In the current climate - with so many looking for work and worrying about the future - we need to look towards the future sources of growth. And today the Commission came forward with a very clear example: a package for investment and innovation; including measures to stimulate new ideas in electronics, and to support a society that is getting older.
In electronics we have launched what’s known as a “Joint Technology Initiative” - a sort of public-private partnership. Known as “Electronic Components and Systems for European Leadership” (ECSEL), it will bring together billions of euros from the EU, its member countries, and the industry — behind common strategic goals.
And we picked electronics for a good reason: it’s a strong and strategic sector, that has grown around 5% per year since 2000. In Europe today it directly employs 200,000 people. And there is huge demand for more skills and more workers. But it’s not just about this one sector: it’s about every sector enabled and stimulated by new electronic innovations. You’ve probably got a good example in your pocket; but it’s not just phones, it’s all sorts of gadgets. And it’s a list that grows ever longer: soon all sorts of things could rely on microchips, from your fridge to your energy grid. The fact is, electronics supports and enables a huge value chain, reaching across the economy.
At a time when others are investing aggressively, we cannot be left behind. And we need to work together as Europe to build on our strengths, across the member states.
That is why just over six weeks ago I set out an ambitious electronics strategy for Europe. Including for bigger, better, more coordinated investment; to reinforce our world-class electronics clusters; to reverse Europe’s declining market share; and to double our chip production by 2020, to overtake the United States. Today’s announcement is just the first step implementing that Strategy. And it’s something that received a lot of support, including from national ministers. So I am confident it can make quick progress by decision-makers in the Council.
Today we also launched one other “digital” initiative — using technology to help an ageing population stay active and independent longer. Our existing Programme in this area already showed it’s a rich area for innovation, especially from smaller companies. And our new joint programme, “Active Assisted Living”, will continue that good work. It will be even more agile and with even more user participation, looking at a range of areas, from preventing falls to independent living.
This is a major opportunity to score a triple win: for more active and independent older people, more effective sustainable care, and more European jobs and growth in a competitive global market.
Those two areas are not all that’s in the package of course. All together my colleagues and I today set out how we are working together in a range of areas - from fuel cells and hydrogen for cleaner transport; to innovative medicines — in a package all together worth €22 billion.

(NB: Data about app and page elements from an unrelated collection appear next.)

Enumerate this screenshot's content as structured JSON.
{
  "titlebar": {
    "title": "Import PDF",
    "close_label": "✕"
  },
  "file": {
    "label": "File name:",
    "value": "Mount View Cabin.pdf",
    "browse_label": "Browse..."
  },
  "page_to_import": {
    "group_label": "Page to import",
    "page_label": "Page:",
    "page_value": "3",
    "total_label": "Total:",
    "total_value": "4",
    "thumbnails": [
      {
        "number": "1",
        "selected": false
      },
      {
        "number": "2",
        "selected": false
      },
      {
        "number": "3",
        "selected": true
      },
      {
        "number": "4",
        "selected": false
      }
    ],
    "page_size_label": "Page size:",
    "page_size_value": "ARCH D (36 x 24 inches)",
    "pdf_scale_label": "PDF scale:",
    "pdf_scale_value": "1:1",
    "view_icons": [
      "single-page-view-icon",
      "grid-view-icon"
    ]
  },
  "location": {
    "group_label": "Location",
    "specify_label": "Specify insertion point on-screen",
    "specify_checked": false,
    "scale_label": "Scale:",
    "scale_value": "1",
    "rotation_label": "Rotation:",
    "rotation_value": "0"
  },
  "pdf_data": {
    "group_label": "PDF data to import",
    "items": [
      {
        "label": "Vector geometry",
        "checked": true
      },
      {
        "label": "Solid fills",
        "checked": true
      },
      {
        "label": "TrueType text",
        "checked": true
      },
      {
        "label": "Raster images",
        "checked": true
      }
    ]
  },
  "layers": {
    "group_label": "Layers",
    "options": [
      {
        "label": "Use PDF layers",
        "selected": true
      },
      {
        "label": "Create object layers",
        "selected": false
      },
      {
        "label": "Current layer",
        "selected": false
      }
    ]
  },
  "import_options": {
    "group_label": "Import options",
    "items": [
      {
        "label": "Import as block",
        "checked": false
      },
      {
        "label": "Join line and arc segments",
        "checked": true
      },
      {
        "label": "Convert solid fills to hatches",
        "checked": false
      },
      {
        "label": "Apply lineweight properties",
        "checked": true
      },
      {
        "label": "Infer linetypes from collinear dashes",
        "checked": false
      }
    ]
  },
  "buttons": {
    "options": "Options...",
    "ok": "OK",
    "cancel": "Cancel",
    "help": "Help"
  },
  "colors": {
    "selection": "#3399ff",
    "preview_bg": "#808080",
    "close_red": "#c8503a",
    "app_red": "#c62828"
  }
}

But one thing is clear across the EU’s research funding: digital innovation is the source of so much future growth; information and communications technology is becoming more and more important. It’s not just about electronics, not just about care for the ageing: it’s a pattern emerging across the board.
Today’s announcement is just one example of how the EU is investing in our digital future. First thing in September I will come forward with further proposals to build a connected continent - so watch this space!